The idea of Mestizo,(mixed Spanish and Indigenous)and what that means to those Indigenous Mayans of Guatemala is a topic of interest to me. Not to implicate Pablo, but I was aware that he made a definite point of letting us know that Mestizo is his distinction. So I looked up some info on the relationships of the Mestizo and the Indigenous Mayans of the region, as I suspected racism and discrimination akin to what we experience here in the states. According to the online publication, Minority Rights Group International, the majority of the indigenous Mayan peoples and minority cultures, which includes those mixed African-Indigenous experience disrespect, violence, and negative treatment in the media. This brings to the forefront the question of access as it relates to what is considered curatable and marketable. This is a challenge most poor and disadvantaged people experience worldwide when it comes to it’s cultures artistic expression and general viability to the world at large. When it comes to the question of how one’s culture should be defined, with regard to poor folk, it often seems absent from the equation how those folk define themselves. With respect to the Guatemalan/Mayan culture there seems to be no exception to this dilemma, particularly with regard to it’s art and culture.
In the reading Contemporary Art in Latin America I found themes which support my assertions. In the current globalized art scene we find Eurocentric notions and stereotypes as it relates to identity and intercultural dynamics. Speaking to this are the writings of Gerardo Mosquera in Against Latin American Art, where he talks about the Latin American predicament, a dividing of the coin in a sense as he speaks of hegemonic western meta-culture and internationalisation versus personalities of singular contexts, local traditions and the embracing of the ‘non-west’. Further reading of this text can make the case of a society willing to be short sold, as Oswald de Andrade coined the the term anthropophagy in 1928, which dealt with the idea of cultural appropriation or the inverse. His words were ‘it only interested him what was not his’. What came from this sentiment was an apparent reversing of the fundamentalist politics of authenticity. Instead of being imposed on by colonialism, anthropophagy voluntarily swallows dominant culture to it’s on benefit. I found this concept problematic as it seemed, in my opinion, to play into the idea of accepting the annihilation of cultures indigenous to the region and a decimation of it’s inherent voice. In support of this Heloisa Buarque De Hollanda warned that anthropophagy can stereotype a problematic concept of a carnivalizing identity that processes beneficial everything that is not its own. I find this interesting as it relates to an exploration and comparison of the ways americans of African decent deal with the charges of inequities that often lend to the vulnerabilities associated with a lack of social,economic and political standing. This too as it relates to the “curatable” and more importantly how american/world media represents it’s so called minority populations.
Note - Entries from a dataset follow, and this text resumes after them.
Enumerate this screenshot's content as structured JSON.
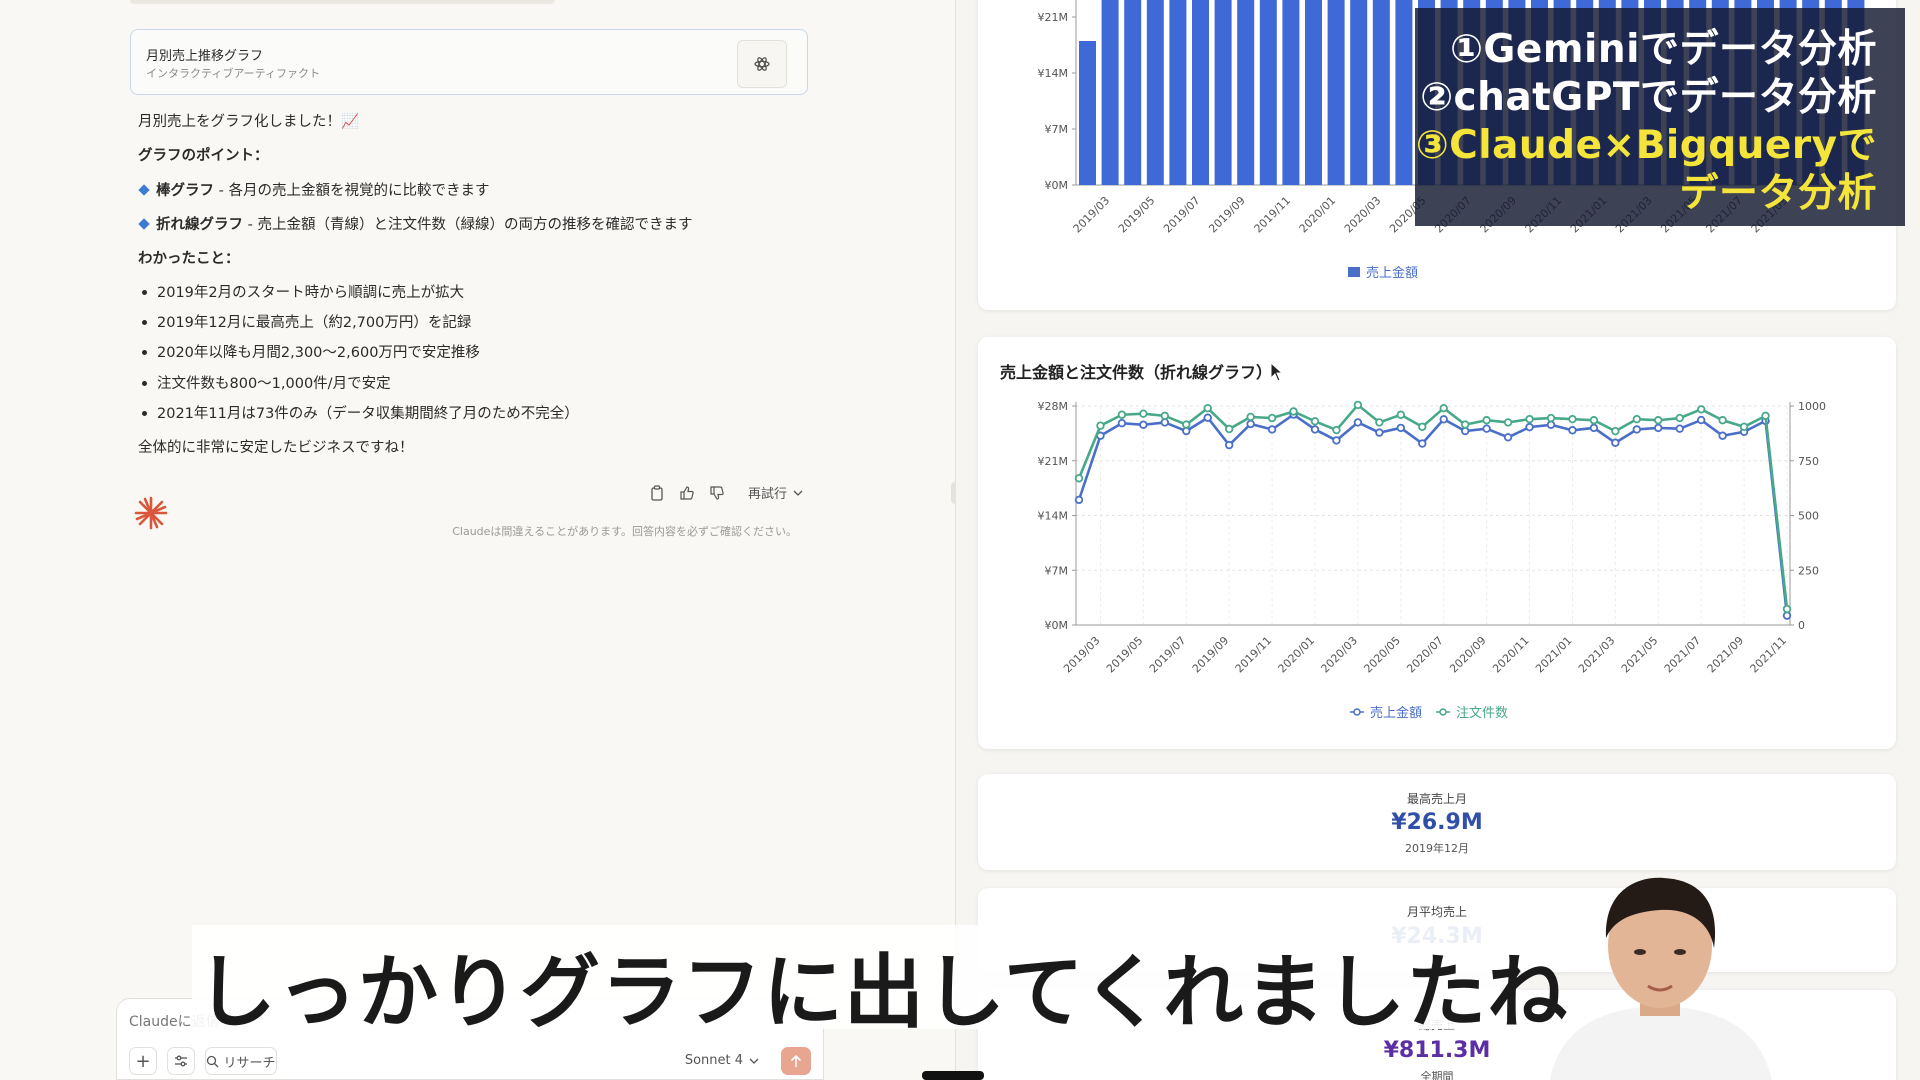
{
  "artifact": {
    "title": "月別売上推移グラフ",
    "subtitle": "インタラクティブアーティファクト",
    "icon": "artifact-icon"
  },
  "message": {
    "intro": "月別売上をグラフ化しました！📈",
    "points_heading": "グラフのポイント：",
    "point1_bold": "棒グラフ",
    "point1_rest": " - 各月の売上金額を視覚的に比較できます",
    "point2_bold": "折れ線グラフ",
    "point2_rest": " - 売上金額（青線）と注文件数（緑線）の両方の推移を確認できます",
    "findings_heading": "わかったこと：",
    "findings": [
      "2019年2月のスタート時から順調に売上が拡大",
      "2019年12月に最高売上（約2,700万円）を記録",
      "2020年以降も月間2,300〜2,600万円で安定推移",
      "注文件数も800〜1,000件/月で安定",
      "2021年11月は73件のみ（データ収集期間終了月のため不完全）"
    ],
    "closing": "全体的に非常に安定したビジネスですね！",
    "retry_label": "再試行",
    "disclaimer": "Claudeは間違えることがあります。回答内容を必ずご確認ください。"
  },
  "composer": {
    "placeholder": "Claudeに返信",
    "research_label": "リサーチ",
    "model": "Sonnet 4"
  },
  "bar_chart_legend": "売上金額",
  "line_chart": {
    "title": "売上金額と注文件数（折れ線グラフ）",
    "legend_sales": "売上金額",
    "legend_orders": "注文件数"
  },
  "stats": {
    "max": {
      "label": "最高売上月",
      "value": "¥26.9M",
      "date": "2019年12月"
    },
    "avg": {
      "label": "月平均売上",
      "value": "¥24.3M"
    },
    "total": {
      "label": "総売上",
      "value": "¥811.3M",
      "date": "全期間"
    }
  },
  "overlay": {
    "line1": "①Geminiでデータ分析",
    "line2": "②chatGPTでデータ分析",
    "line3": "③Claude×Bigqueryで",
    "line4": "データ分析"
  },
  "subtitle": "しっかりグラフに出してくれましたね",
  "colors": {
    "sales": "#4a6fc9",
    "orders": "#47a88a",
    "bar": "#3f69d6",
    "stat_blue": "#2f4fa8",
    "stat_purple": "#5b2ea6",
    "overlay_highlight": "#f5e53a"
  },
  "chart_data": [
    {
      "type": "bar",
      "series": [
        {
          "name": "売上金額",
          "values": [
            18,
            26,
            26,
            26,
            26,
            26,
            26,
            26,
            26,
            24,
            26,
            26,
            26,
            26,
            26,
            26,
            26,
            26,
            26,
            26,
            26,
            26,
            26,
            26,
            26,
            26,
            26,
            26,
            26,
            26,
            26,
            26,
            26,
            26,
            26
          ]
        }
      ],
      "yticks": [
        "¥0M",
        "¥7M",
        "¥14M",
        "¥21M"
      ],
      "xticks": [
        "2019/03",
        "2019/05",
        "2019/07",
        "2019/09",
        "2019/11",
        "2020/01",
        "2020/03",
        "2020/05",
        "2020/07",
        "2020/09",
        "2020/11",
        "2021/01",
        "2021/03",
        "2021/05",
        "2021/07",
        "2021/09"
      ]
    },
    {
      "type": "line",
      "x": [
        "2019/02",
        "2019/03",
        "2019/04",
        "2019/05",
        "2019/06",
        "2019/07",
        "2019/08",
        "2019/09",
        "2019/10",
        "2019/11",
        "2019/12",
        "2020/01",
        "2020/02",
        "2020/03",
        "2020/04",
        "2020/05",
        "2020/06",
        "2020/07",
        "2020/08",
        "2020/09",
        "2020/10",
        "2020/11",
        "2020/12",
        "2021/01",
        "2021/02",
        "2021/03",
        "2021/04",
        "2021/05",
        "2021/06",
        "2021/07",
        "2021/08",
        "2021/09",
        "2021/10",
        "2021/11"
      ],
      "series": [
        {
          "name": "売上金額",
          "axis": "left",
          "values": [
            16,
            24.2,
            25.8,
            25.6,
            25.9,
            24.8,
            26.5,
            23,
            25.7,
            25,
            26.9,
            25,
            23.6,
            25.9,
            24.6,
            25.2,
            23.2,
            26.3,
            24.8,
            25.1,
            24,
            25.3,
            25.6,
            24.9,
            25.2,
            23.3,
            25,
            25.2,
            25.1,
            26.2,
            24.2,
            24.7,
            26.1,
            1.2
          ]
        },
        {
          "name": "注文件数",
          "axis": "right",
          "values": [
            670,
            910,
            960,
            965,
            955,
            915,
            990,
            895,
            950,
            945,
            975,
            930,
            890,
            1005,
            925,
            960,
            905,
            990,
            915,
            935,
            925,
            940,
            945,
            940,
            935,
            885,
            940,
            935,
            945,
            985,
            935,
            905,
            955,
            73
          ]
        }
      ],
      "y_left_ticks": [
        "¥0M",
        "¥7M",
        "¥14M",
        "¥21M",
        "¥28M"
      ],
      "y_right_ticks": [
        "0",
        "250",
        "500",
        "750",
        "1000"
      ],
      "ylim_left": [
        0,
        28
      ],
      "ylim_right": [
        0,
        1000
      ],
      "xticks": [
        "2019/03",
        "2019/05",
        "2019/07",
        "2019/09",
        "2019/11",
        "2020/01",
        "2020/03",
        "2020/05",
        "2020/07",
        "2020/09",
        "2020/11",
        "2021/01",
        "2021/03",
        "2021/05",
        "2021/07",
        "2021/09",
        "2021/11"
      ]
    }
  ]
}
a few loose citations
Against Latin American Art; Gerardo Mosquera